    As a consequence [somewhat simplified] State funds previously used to support the University were diverted to increased funding of K12, to prisons, and to welfare.

    Given the irreversible nature of much of what has happened, the disinterest of the California elite and the apathy of the general populace in supporting an analysis of what happened, to better enable a solution, the future for California middle class students and their parents will be even more financially challenging than it is now.

    • lspanker

      Good general analysis, but don’t forget two other factors that resulted in an increase in college enrollment since 1960:

      (a) The increase of enrollment in the late 1960’s by young males seeking college deferment from the draft.
      (b) The push to enroll individuals under Affirmative Action/Diversity that resulted in admissions for individuals who lacked the demonstrable intellectual ability and/or academic preparation to make it in on their GPAs and test scores.

      • ErikKengaard

        I’ve searched for years for a credible analysis of UC funding bud haven’t come close to finding one.
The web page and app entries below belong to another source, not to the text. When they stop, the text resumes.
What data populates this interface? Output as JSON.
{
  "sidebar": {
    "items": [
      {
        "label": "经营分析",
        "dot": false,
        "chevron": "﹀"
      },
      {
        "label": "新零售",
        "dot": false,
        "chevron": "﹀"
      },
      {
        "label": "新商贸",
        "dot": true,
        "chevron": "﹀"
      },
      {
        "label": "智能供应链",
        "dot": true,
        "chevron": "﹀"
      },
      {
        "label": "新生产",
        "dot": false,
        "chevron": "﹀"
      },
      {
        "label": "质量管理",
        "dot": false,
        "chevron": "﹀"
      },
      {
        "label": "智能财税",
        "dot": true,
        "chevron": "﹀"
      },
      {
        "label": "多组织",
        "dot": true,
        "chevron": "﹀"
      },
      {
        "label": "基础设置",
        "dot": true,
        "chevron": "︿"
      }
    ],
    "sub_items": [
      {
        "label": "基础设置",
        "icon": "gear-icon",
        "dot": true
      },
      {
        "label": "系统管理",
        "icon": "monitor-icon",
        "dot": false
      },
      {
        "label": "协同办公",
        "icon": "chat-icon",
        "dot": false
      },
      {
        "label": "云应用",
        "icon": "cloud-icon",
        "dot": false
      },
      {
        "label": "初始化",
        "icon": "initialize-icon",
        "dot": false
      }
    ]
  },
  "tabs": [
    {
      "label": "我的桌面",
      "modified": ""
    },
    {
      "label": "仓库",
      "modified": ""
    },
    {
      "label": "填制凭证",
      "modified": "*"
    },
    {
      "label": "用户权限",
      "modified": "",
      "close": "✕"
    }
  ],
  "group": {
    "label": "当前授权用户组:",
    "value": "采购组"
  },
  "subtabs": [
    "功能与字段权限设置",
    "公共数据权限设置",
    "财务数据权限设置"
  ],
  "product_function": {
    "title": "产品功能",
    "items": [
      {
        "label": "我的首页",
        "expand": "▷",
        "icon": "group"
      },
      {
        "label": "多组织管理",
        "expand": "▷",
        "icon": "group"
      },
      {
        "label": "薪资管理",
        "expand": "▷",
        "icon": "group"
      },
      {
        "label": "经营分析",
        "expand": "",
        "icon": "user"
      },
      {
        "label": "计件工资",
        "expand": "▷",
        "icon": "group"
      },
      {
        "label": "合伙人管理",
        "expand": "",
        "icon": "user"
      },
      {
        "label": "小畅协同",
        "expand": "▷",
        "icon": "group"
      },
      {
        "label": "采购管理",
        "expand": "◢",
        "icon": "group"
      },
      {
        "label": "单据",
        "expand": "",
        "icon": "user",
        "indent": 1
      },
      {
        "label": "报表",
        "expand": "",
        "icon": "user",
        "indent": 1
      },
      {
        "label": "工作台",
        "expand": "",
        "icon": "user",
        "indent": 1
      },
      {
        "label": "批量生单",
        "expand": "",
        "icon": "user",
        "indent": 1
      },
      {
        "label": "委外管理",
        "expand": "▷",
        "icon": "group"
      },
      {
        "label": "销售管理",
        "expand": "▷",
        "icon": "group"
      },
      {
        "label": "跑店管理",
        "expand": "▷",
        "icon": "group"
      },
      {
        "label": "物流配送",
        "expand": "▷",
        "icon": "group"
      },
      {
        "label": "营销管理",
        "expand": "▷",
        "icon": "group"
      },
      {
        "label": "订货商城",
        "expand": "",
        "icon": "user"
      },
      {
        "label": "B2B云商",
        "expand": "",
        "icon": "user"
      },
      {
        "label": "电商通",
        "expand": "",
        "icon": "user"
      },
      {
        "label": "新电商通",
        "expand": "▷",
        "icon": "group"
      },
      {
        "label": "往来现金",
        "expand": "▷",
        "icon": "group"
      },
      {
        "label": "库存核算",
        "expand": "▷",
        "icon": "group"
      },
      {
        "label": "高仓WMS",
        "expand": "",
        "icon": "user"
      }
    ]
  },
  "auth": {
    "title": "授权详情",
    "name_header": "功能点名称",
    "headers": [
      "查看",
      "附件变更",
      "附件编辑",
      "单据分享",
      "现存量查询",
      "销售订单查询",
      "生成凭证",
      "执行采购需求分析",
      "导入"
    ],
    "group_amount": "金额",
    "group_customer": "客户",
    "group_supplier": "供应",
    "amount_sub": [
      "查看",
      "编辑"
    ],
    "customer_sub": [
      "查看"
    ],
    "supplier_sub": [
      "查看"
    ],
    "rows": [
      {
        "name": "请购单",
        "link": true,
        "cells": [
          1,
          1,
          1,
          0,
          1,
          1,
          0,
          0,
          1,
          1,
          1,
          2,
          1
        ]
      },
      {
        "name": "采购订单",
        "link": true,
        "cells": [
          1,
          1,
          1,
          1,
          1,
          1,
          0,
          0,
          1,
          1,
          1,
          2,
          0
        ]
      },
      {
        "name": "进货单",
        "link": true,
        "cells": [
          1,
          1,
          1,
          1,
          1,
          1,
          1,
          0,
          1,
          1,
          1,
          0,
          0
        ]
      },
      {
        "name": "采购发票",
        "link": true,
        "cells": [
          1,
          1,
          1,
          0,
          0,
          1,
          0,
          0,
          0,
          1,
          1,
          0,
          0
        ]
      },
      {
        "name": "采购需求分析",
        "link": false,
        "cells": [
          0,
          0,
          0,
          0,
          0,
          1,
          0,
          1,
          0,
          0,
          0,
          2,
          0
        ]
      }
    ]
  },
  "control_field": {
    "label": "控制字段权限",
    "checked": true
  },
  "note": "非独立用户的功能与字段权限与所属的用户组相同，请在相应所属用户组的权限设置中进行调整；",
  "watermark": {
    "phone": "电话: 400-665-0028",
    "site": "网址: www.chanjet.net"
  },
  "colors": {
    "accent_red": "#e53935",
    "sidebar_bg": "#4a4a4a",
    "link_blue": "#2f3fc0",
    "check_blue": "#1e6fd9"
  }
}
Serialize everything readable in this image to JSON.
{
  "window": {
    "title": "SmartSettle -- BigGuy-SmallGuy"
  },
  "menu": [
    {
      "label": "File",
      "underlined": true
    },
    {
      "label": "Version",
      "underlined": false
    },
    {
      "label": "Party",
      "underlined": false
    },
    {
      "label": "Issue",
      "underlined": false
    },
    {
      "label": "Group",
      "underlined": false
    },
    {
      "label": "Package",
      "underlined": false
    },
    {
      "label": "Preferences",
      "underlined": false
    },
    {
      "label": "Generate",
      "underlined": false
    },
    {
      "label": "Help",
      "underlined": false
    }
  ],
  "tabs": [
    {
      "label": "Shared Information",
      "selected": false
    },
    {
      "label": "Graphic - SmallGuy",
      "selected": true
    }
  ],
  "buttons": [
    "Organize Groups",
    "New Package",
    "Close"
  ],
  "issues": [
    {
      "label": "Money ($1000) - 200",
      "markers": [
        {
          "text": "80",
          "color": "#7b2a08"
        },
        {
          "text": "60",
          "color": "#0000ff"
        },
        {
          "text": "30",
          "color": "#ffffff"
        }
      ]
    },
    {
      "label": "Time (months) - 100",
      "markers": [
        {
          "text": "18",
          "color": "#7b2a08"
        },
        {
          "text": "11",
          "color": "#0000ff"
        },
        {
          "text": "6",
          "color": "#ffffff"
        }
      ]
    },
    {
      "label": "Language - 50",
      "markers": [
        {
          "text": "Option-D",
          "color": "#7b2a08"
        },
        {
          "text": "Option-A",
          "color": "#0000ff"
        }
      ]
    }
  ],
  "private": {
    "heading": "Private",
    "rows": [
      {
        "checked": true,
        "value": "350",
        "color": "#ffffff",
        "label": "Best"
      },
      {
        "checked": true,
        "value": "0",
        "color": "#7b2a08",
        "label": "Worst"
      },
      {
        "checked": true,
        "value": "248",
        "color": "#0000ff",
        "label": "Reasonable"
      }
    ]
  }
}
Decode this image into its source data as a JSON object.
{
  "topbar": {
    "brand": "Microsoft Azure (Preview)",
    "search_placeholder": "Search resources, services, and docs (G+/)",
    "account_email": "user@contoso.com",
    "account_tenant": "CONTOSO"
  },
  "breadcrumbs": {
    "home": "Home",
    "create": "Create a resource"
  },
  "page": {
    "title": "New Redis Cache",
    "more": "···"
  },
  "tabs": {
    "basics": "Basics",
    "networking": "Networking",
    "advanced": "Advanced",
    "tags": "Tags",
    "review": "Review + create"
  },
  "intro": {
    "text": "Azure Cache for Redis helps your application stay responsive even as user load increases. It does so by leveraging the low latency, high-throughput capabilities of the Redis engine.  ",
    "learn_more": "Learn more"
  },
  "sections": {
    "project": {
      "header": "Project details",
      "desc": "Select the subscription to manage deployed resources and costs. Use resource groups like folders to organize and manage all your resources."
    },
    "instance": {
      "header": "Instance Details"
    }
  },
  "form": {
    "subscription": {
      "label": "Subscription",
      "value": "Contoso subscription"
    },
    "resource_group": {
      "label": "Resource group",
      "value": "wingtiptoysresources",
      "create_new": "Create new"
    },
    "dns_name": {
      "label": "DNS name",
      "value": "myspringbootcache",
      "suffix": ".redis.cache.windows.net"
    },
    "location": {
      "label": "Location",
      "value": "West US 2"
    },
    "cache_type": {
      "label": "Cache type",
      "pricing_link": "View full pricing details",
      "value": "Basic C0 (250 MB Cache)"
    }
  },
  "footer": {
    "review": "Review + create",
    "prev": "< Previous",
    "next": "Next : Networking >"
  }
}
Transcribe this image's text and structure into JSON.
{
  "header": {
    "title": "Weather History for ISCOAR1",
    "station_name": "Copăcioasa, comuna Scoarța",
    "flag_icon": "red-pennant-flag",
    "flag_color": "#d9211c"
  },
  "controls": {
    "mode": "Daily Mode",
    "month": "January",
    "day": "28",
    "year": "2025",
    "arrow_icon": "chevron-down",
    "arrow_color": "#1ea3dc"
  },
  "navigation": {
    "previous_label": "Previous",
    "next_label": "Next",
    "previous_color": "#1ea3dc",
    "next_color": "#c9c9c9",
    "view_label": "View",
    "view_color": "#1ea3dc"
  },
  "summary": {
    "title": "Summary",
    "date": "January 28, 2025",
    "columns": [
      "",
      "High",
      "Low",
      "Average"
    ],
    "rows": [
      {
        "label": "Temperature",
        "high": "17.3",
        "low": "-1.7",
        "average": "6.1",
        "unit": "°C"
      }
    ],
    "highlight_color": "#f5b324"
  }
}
Indeed, the only attempt of which I’m aware is

        “WHAT HAPPENED TO “TUITION FREE” COLLEGE EDUCATION?”
        Presented to the faculty of the Department of Public Policy and Administration, California State University, Sacramento
        by Christina Marie Kersey, 2012
        http://www.csus.edu/ppa/thesis-project/bank/2012/Kersey.pdf

        If you know of any better than average studies, or even average studies, please let me know.

      • Che

        Affirmative Action began in the 70s. And don’t forget white people have benefitted from affirmative action since the day they started stealing Native American land.

  • ErikKengaard

    Until California became overpopulated (about 1960), tuition at UCB was zero, food, shelter, textbooks and dates could be covered by part time work, and a working class student could graduate with no debt.
    Then, along came LBJ, Ted, Emanuel Celler and more of the left . . .

  • lspanker

    Define “food insecure” – it’s a BS concocted term because you can’t make the cause that any Cal student is really starved or malnourished…

  • Bbstackr

    SSI from the federal government is only $735. Funes gets an additional $160 from California’s State Supplemental Payment INSTEAD of SNAP benefits, just like the other million people in California getting both SSI and SSP. While an individual’s maximum SNAP benefit is $192, individuals with income receive less. Even with her high rent, Funes would be have an “Expected Family Contribution” of about $98 that she could pay on her own out of $735 in SSI. She would only be getting about $94 in SNAP instead of $160 in additional tax-free CASH.